I’ve had Jamie’s Italy for a couple of years but haven’t had much use for it – apart from dreaming of making our own porchetta or pasta. This recipe helped me turn a corner in my appreciation of the book, as it was simple, fast, and delicious, all good things for a weeknight or a night when you’re just suddenly and ravenously hungry. We tag-teamed the prep work, with Shane earning a gold star for his handling of the shrimp when I was getting grossed out, and had dinner on the table in about half an hour flat. The sweetness of the tomato paste and shrimp complemented the bite of the arugula and cooled the spice of the red chilies. As with most Jamie Oliver pasta recipes, the ratio of pasta to stuff was off – even with reducing the pasta by 1/3 – but that just meant more little bow-ties for me to snack on. We’ll be making this one again.
Spaghetti con Gamberetti e Rucola from Jamie’s Italy
Tonight I used up the last jar of the tomatoes I canned last summer. The timing was just right on this, as 2nds tomatoes have been appearing at the market the last few weeks, and I suspect we’re right on the cusp of a full-on tomato explosion from both the market and our garden. Nonetheless, I felt like the last jar of tomatoes required something special. Actually, that’s not true. I just happened to be making something special in order to use up the rest of Monday’s chicken, but I feel like it was a suitable vehicle for the last jar of tomatoes: Pollo alla Cacciatora.
Chicken Cacciatore is one of the first dishes I remember making as a pre-teen. Of course that time it came from a jar of Chicken Tonight, and the extent of my preparation involved simmering a couple of chicken breasts in the sauce – but that doesn’t change the nostalgia associated with the dish. My culinary skills and ambitions are a bit more refined than they were back then, so tonight’s Cacciatora was of the from-scratch variety.

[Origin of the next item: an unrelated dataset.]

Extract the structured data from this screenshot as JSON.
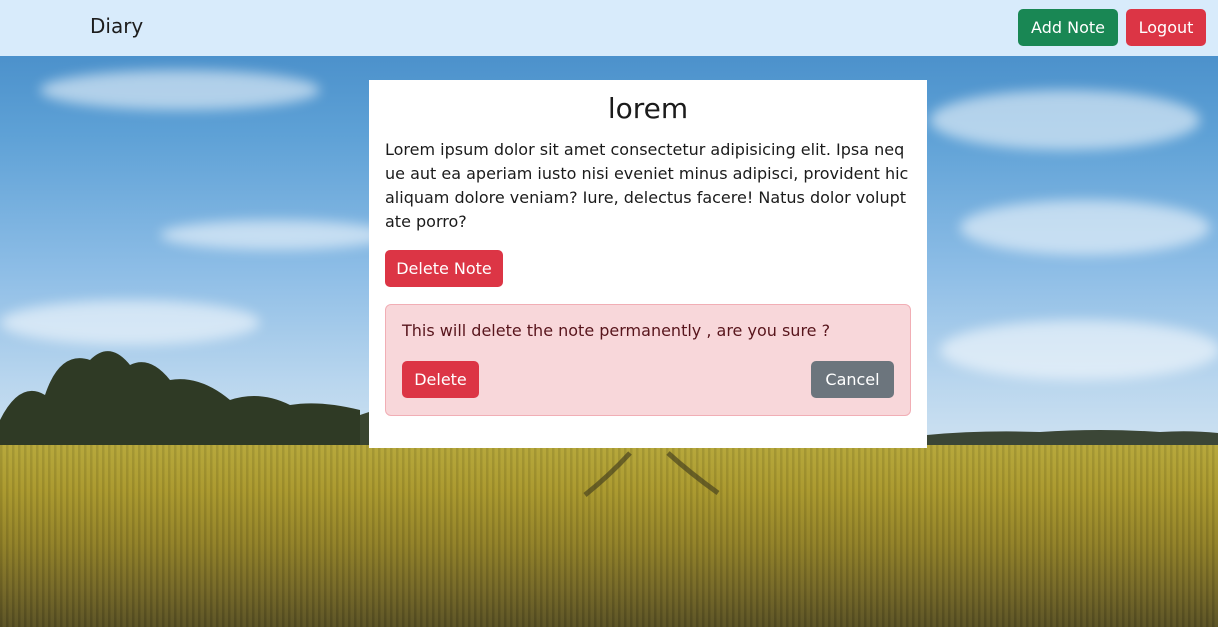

I marinated chicken pieces (left over from Monday’s Chicken Breasts Niçoise) in red wine and herbs for an hour, then browned the chicken in a heavy-bottomed skillet, removing it to a warmed plate while I made the sauce, comprised of the rest of the marinade, the aforementioned jar of tomatoes, a handful of capers, anchovies, and a few other things I’ve forgotten in my hunger. Once the tomatoes started to break down, I put the chicken back in the pan, covered it with the lid, and popped it in the oven for an hour. The recipe called for 90 minutes, but the internal temperature hit 160 after an hour, so we pulled it early and served it with bread and a salad.

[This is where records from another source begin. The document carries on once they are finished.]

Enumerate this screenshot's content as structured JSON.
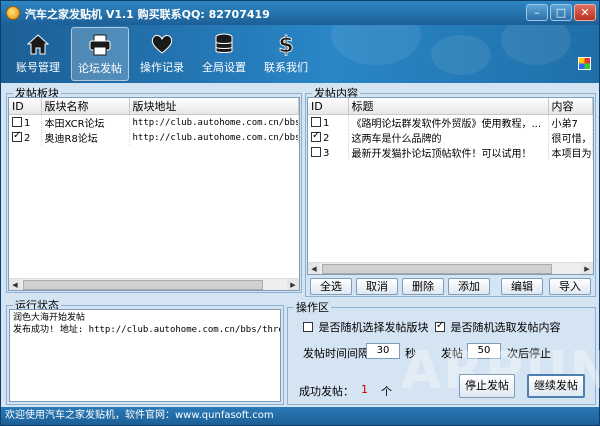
{
  "window": {
    "title": "汽车之家发贴机 V1.1 购买联系QQ: 82707419",
    "controls": [
      "minimize",
      "maximize",
      "close"
    ]
  },
  "toolbar": {
    "items": [
      {
        "label": "账号管理",
        "icon": "home-icon",
        "active": false
      },
      {
        "label": "论坛发帖",
        "icon": "printer-icon",
        "active": true
      },
      {
        "label": "操作记录",
        "icon": "heart-icon",
        "active": false
      },
      {
        "label": "全局设置",
        "icon": "database-icon",
        "active": false
      },
      {
        "label": "联系我们",
        "icon": "dollar-icon",
        "active": false
      }
    ],
    "skin_icon": "palette-icon"
  },
  "board_panel": {
    "legend": "发帖板块",
    "columns": [
      "ID",
      "版块名称",
      "版块地址"
    ],
    "rows": [
      {
        "checked": false,
        "id": "1",
        "name": "本田XCR论坛",
        "url": "http://club.autohome.com.cn/bbs/for"
      },
      {
        "checked": true,
        "id": "2",
        "name": "奥迪R8论坛",
        "url": "http://club.autohome.com.cn/bbs/for"
      }
    ]
  },
  "content_panel": {
    "legend": "发帖内容",
    "columns": [
      "ID",
      "标题",
      "内容"
    ],
    "rows": [
      {
        "checked": false,
        "id": "1",
        "title": "《路明论坛群发软件外贸版》使用教程，...",
        "content": "小弟7"
      },
      {
        "checked": true,
        "id": "2",
        "title": "这两车是什么品牌的",
        "content": "很可惜，"
      },
      {
        "checked": false,
        "id": "3",
        "title": "最新开发猫扑论坛顶帖软件！可以试用！",
        "content": "本项目为"
      }
    ],
    "buttons": [
      "全选",
      "取消",
      "删除",
      "添加",
      "编辑",
      "导入"
    ]
  },
  "status_panel": {
    "legend": "运行状态",
    "lines": [
      "润色大海开始发帖",
      "发布成功! 地址: http://club.autohome.com.cn/bbs/thread-"
    ]
  },
  "ops_panel": {
    "legend": "操作区",
    "random_board_label": "是否随机选择发帖版块",
    "random_board_checked": false,
    "random_content_label": "是否随机选取发帖内容",
    "random_content_checked": true,
    "interval_label": "发帖时间间隔",
    "interval_value": "30",
    "interval_unit": "秒",
    "count_label": "发帖",
    "count_value": "50",
    "count_suffix": "次后停止",
    "success_label": "成功发帖：",
    "success_value": "1",
    "success_unit": "个",
    "stop_button": "停止发帖",
    "continue_button": "继续发帖"
  },
  "watermark": "ARPUN",
  "statusbar": {
    "text": "欢迎使用汽车之家发贴机，软件官网：www.qunfasoft.com"
  },
  "colors": {
    "title_bar": "#1c5f96",
    "panel_bg": "#d4e4f2",
    "success_count": "#d00000"
  }
}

When we sat down to eat, I realized that I’d made essentially the red wine version of Monday’s dinner – a bit heartier and with a longer cook time – but the same idea. Shane agreed, but said that while he liked the Niçoise he liked this version MUCH better. It was also MUCH better than I remember my childhood Chicken Tonight being. I’m now curious to see how this recipe (from Jamie’s Italy) stacks up against the Mario Batali recipe we made this past fall. Good stuff!
Pollo alla Cacciatora from Jamie’s Italy